- Personalized Medicine: Digital technologies enable the collection and analysis of patient-specific data, such as genomics, proteomics, and lifestyle information. This information can be used to tailor treatments and therapies to individual patients, increasing treatment effectiveness and minimizing side effects.
- Supply Chain Management: In pharmaceutical manufacturing, digitization can enhance supply chain visibility, traceability, and efficiency. This reduces the risk of drug shortages, ensures product quality, and complies with regulatory requirements.
- Regulatory Compliance: Digital tools can help life sciences companies meet regulatory compliance requirements more easily and accurately.
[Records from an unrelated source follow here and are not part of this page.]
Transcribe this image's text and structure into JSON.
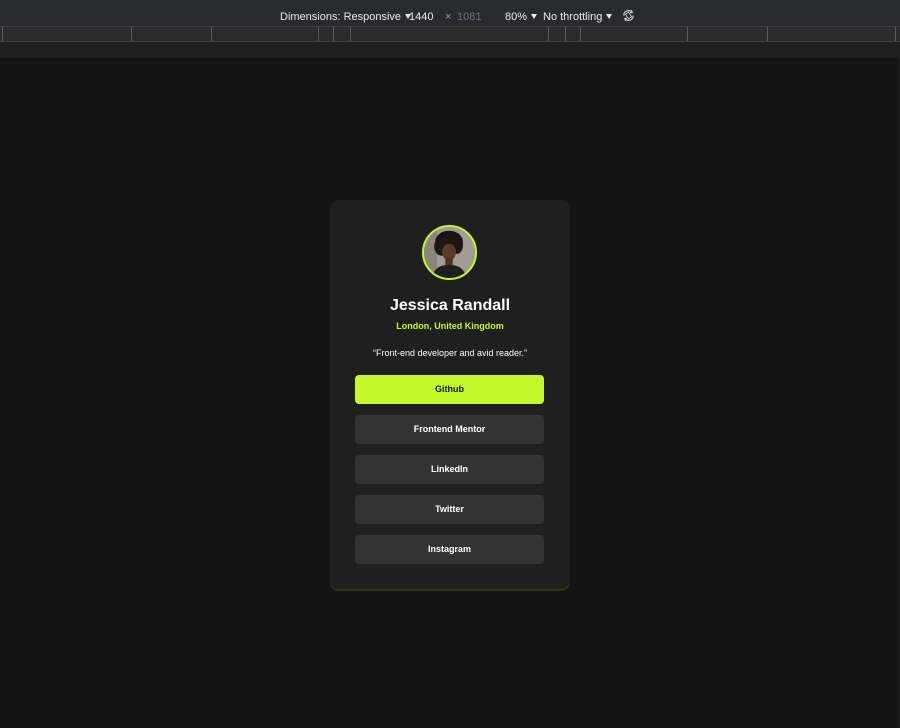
{
  "devtools": {
    "dimensions_label": "Dimensions: Responsive",
    "width": "1440",
    "times": "×",
    "height": "1081",
    "zoom": "80%",
    "throttling": "No throttling",
    "rotate_icon": "rotate-icon"
  },
  "profile": {
    "name": "Jessica Randall",
    "location": "London, United Kingdom",
    "bio": "“Front-end developer and avid reader.”",
    "accent_color": "#c4f82a",
    "links": [
      {
        "label": "Github",
        "active": true
      },
      {
        "label": "Frontend Mentor",
        "active": false
      },
      {
        "label": "LinkedIn",
        "active": false
      },
      {
        "label": "Twitter",
        "active": false
      },
      {
        "label": "Instagram",
        "active": false
      }
    ]
  }
}
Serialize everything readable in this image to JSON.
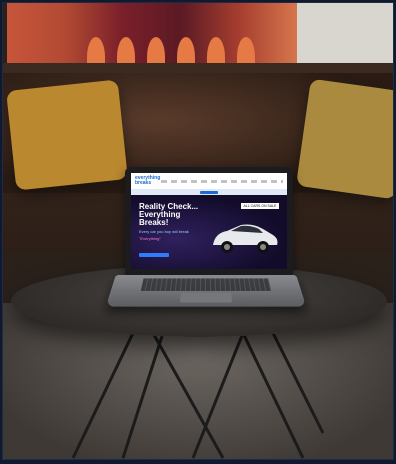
{
  "scene": {
    "description": "",
    "laptop_site": {
      "logo_text": "everything breaks",
      "hero_title": "Reality Check... Everything Breaks!",
      "tagline_1": "Every car you buy will break",
      "tagline_2": "\"Everything\"",
      "badge_text": "ALL CARS ON SALE"
    }
  },
  "colors": {
    "accent": "#1b6bd1",
    "hero_bg": "#120c2a",
    "pillow": "#b9882f"
  }
}
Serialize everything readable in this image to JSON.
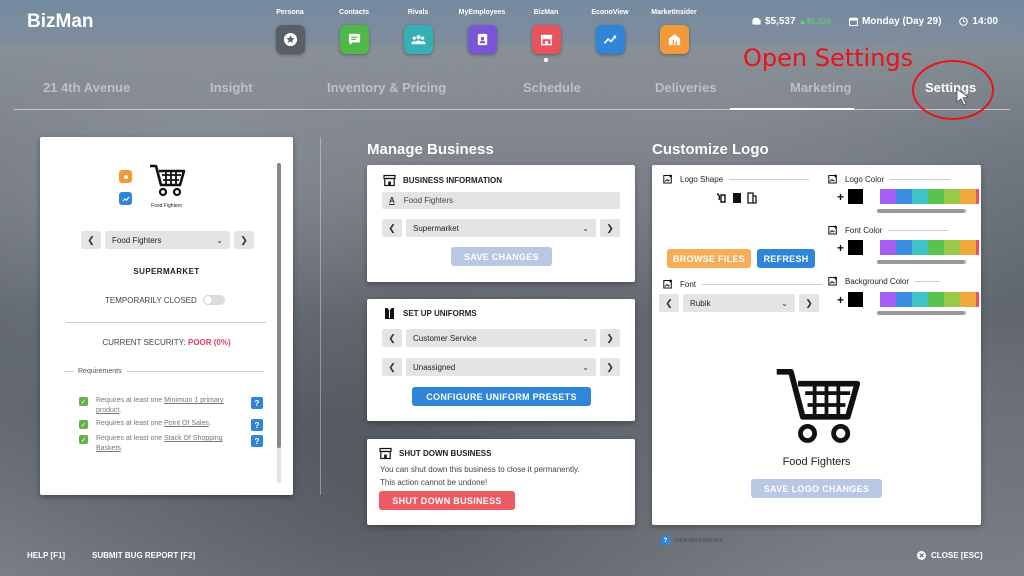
{
  "app": {
    "brand": "BizMan",
    "apps": [
      {
        "label": "Persona",
        "icon": "persona-icon",
        "color": "#5a5f66"
      },
      {
        "label": "Contacts",
        "icon": "contacts-icon",
        "color": "#4fb848"
      },
      {
        "label": "Rivals",
        "icon": "rivals-icon",
        "color": "#35b0b4"
      },
      {
        "label": "MyEmployees",
        "icon": "employees-icon",
        "color": "#7b55d8"
      },
      {
        "label": "BizMan",
        "icon": "bizman-icon",
        "color": "#e8545e"
      },
      {
        "label": "EconoView",
        "icon": "econoview-icon",
        "color": "#2f86d8"
      },
      {
        "label": "MarketInsider",
        "icon": "marketinsider-icon",
        "color": "#f29a3a"
      }
    ],
    "money": "$5,537",
    "money_change": "▲$5,334",
    "day": "Monday (Day 29)",
    "time": "14:00"
  },
  "tabs": [
    "21 4th Avenue",
    "Insight",
    "Inventory & Pricing",
    "Schedule",
    "Deliveries",
    "Marketing",
    "Settings"
  ],
  "annotation": "Open Settings",
  "left_panel": {
    "logo_name": "Food Fighters",
    "business_select": "Food Fighters",
    "type": "SUPERMARKET",
    "closed_label": "TEMPORARILY CLOSED",
    "security_label": "CURRENT SECURITY:",
    "security_value": "POOR (0%)",
    "requirements_label": "Requirements",
    "requirements": [
      {
        "prefix": "Requires at least one ",
        "link": "Minimum 1 primary product",
        "suffix": "."
      },
      {
        "prefix": "Requires at least one ",
        "link": "Point Of Sales",
        "suffix": "."
      },
      {
        "prefix": "Requires at least one ",
        "link": "Stack Of Shopping Baskets",
        "suffix": "."
      }
    ],
    "help_glyph": "?"
  },
  "manage": {
    "title": "Manage Business",
    "info_head": "BUSINESS INFORMATION",
    "name_value": "Food Fighters",
    "name_prefix": "A",
    "type_select": "Supermarket",
    "save_changes": "SAVE CHANGES",
    "uniforms_head": "SET UP UNIFORMS",
    "uniform_role": "Customer Service",
    "uniform_preset": "Unassigned",
    "configure": "CONFIGURE UNIFORM PRESETS",
    "shutdown_head": "SHUT DOWN BUSINESS",
    "shutdown_text_1": "You can shut down this business to close it permanently.",
    "shutdown_text_2": "This action cannot be undone!",
    "shutdown_btn": "SHUT DOWN BUSINESS"
  },
  "logo": {
    "title": "Customize Logo",
    "shape_label": "Logo Shape",
    "logo_color_label": "Logo Color",
    "font_color_label": "Font Color",
    "bg_color_label": "Background Color",
    "browse": "BROWSE FILES",
    "refresh": "REFRESH",
    "font_label": "Font",
    "font_value": "Rubik",
    "caption": "Food Fighters",
    "save": "SAVE LOGO CHANGES",
    "sign_appearance": "SIGN APPEARANCE",
    "plus": "+",
    "swatches": [
      "#a55ef2",
      "#3b8de0",
      "#3fc3c6",
      "#5cc24f",
      "#9ac94a",
      "#f2a93b"
    ],
    "slider_level": 0.98
  },
  "footer": {
    "help": "HELP [F1]",
    "bug": "SUBMIT BUG REPORT [F2]",
    "close": "CLOSE [ESC]"
  }
}
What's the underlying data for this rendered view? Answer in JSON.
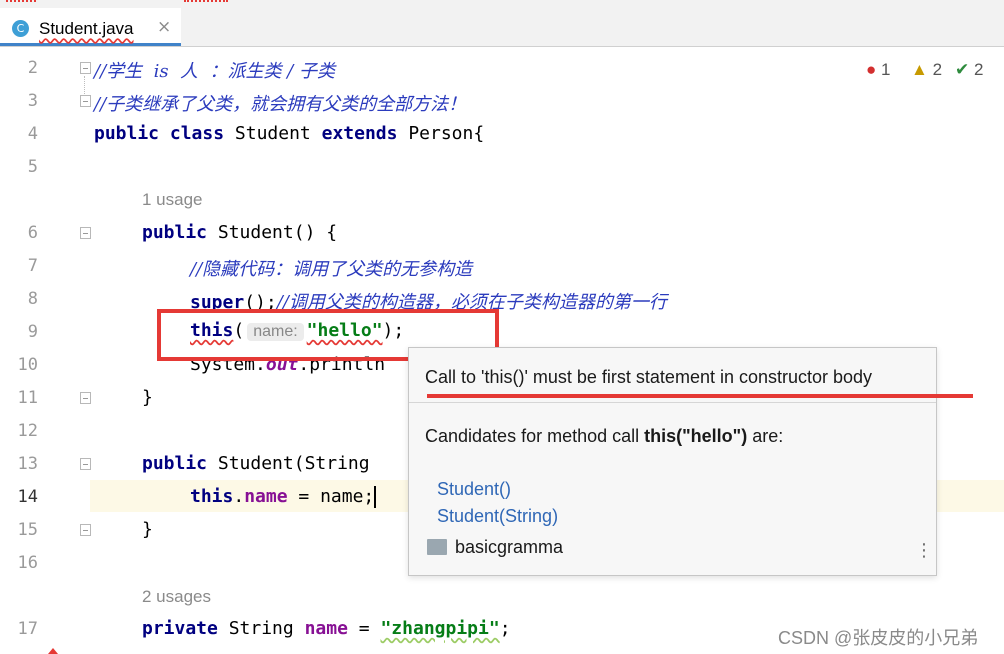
{
  "tab": {
    "icon_letter": "C",
    "label": "Student.java",
    "close": "×"
  },
  "inspections": {
    "errors": "1",
    "warnings": "2",
    "ok": "2"
  },
  "line_numbers": [
    "2",
    "3",
    "4",
    "5",
    "6",
    "7",
    "8",
    "9",
    "10",
    "11",
    "12",
    "13",
    "14",
    "15",
    "16",
    "17"
  ],
  "code": {
    "l2_comment": "//学生  is  人  ：派生类 / 子类",
    "l3_comment": "//子类继承了父类，就会拥有父类的全部方法！",
    "l4_kw1": "public",
    "l4_kw2": "class",
    "l4_name": "Student",
    "l4_kw3": "extends",
    "l4_super": "Person{",
    "usage1": "1 usage",
    "l6_kw": "public",
    "l6_rest": "Student() {",
    "l7_comment": "//隐藏代码：调用了父类的无参构造",
    "l8_kw": "super",
    "l8_paren": "();",
    "l8_comment": "//调用父类的构造器，必须在子类构造器的第一行",
    "l9_kw": "this",
    "l9_open": "(",
    "l9_hint": "name:",
    "l9_str": "\"hello\"",
    "l9_close": ");",
    "l10_text": "System.",
    "l10_out": "out",
    "l10_rest": ".println",
    "l11_brace": "}",
    "l13_kw": "public",
    "l13_rest": "Student(String",
    "l14_kw": "this",
    "l14_dot": ".",
    "l14_field": "name",
    "l14_rest": " = name;",
    "l15_brace": "}",
    "usage2": "2 usages",
    "l17_kw": "private",
    "l17_type": "String",
    "l17_field": "name",
    "l17_eq": "=",
    "l17_str": "\"zhangpipi\"",
    "l17_semi": ";"
  },
  "popup": {
    "title": "Call to 'this()' must be first statement in constructor body",
    "candidates_prefix": "Candidates for method call ",
    "candidates_bold": "this(\"hello\")",
    "candidates_suffix": " are:",
    "candidate_1": "Student()",
    "candidate_2": "Student(String)",
    "package": "basicgramma",
    "menu_icon": "⋮"
  },
  "watermark": "CSDN @张皮皮的小兄弟",
  "colors": {
    "error_red": "#e53935",
    "comment_blue": "#2b3bbd",
    "keyword_navy": "#000080",
    "string_green": "#067d17",
    "field_purple": "#871094",
    "link_blue": "#2f67b6"
  }
}
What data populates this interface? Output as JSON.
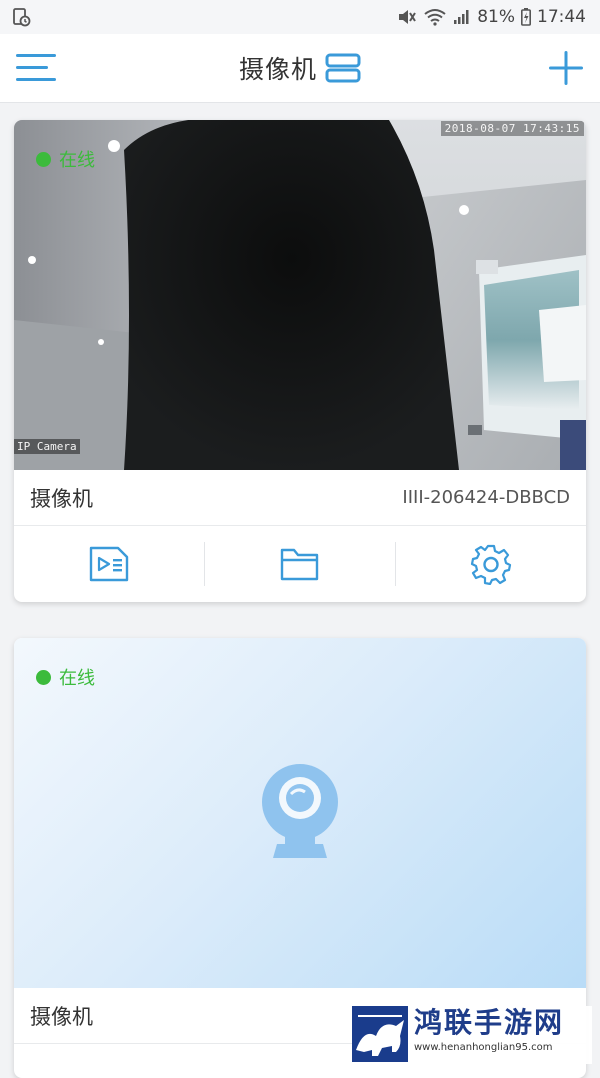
{
  "status_bar": {
    "battery": "81%",
    "time": "17:44"
  },
  "header": {
    "title": "摄像机"
  },
  "cameras": [
    {
      "status": "在线",
      "osd_timestamp": "2018-08-07 17:43:15",
      "osd_label": "IP Camera",
      "name": "摄像机",
      "device_id": "IIII-206424-DBBCD"
    },
    {
      "status": "在线",
      "name": "摄像机"
    }
  ],
  "actions": [
    "playback-icon",
    "folder-icon",
    "gear-icon"
  ],
  "colors": {
    "accent": "#3a9ad9",
    "online": "#3cbb3c"
  },
  "watermark": {
    "title": "鸿联手游网",
    "url": "www.henanhonglian95.com"
  }
}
Electronic records and electronic signatures (ERES) systems can simplify documentation and reporting.
- Patient Engagement and Telemedicine: Digital health solutions, including telemedicine platforms and mobile apps, enable patients to actively participate in their healthcare. This can lead to better adherence to treatment plans, early detection of health issues, and improved overall health outcomes.
- Real-World Evidence: The digitization of healthcare records and patient data allows for the generation of real-world evidence (RWE). RWE can inform regulatory decisions, support post-market surveillance, and contribute to the development of evidence-based medicine.
- Drug Safety and Pharmacovigilance: Digital tools can enhance pharmacovigilance efforts by monitoring adverse events and safety data more comprehensively and in real-time. This ensures the safety of marketed drugs and helps regulatory agencies take timely actions when necessary.
- Cost Reduction: While there are initial investments in digital transformation, over time, it can lead to cost reductions in various areas, such as research, development, clinical trials, and healthcare delivery.
- Environmental Sustainability: By reducing paper usage and optimizing processes, digitization can contribute to sustainability efforts within the life sciences industry.
- Global Collaboration: Digital platforms enable global collaboration among researchers, clinicians, and pharmaceutical companies. This facilitates the sharing of knowledge, expertise, and resources, ultimately accelerating scientific advancements.
Digitization has the potential to revolutionize the life sciences industry by improving efficiency, data-driven decision-making, patient care, and collaboration. However, it also comes with its own set of challenges, including data privacy and security concerns, regulatory complexities, and the need for skilled personnel to manage and analyze the data effectively. Addressing these challenges while harnessing the benefits of digitization is a priority for the industry.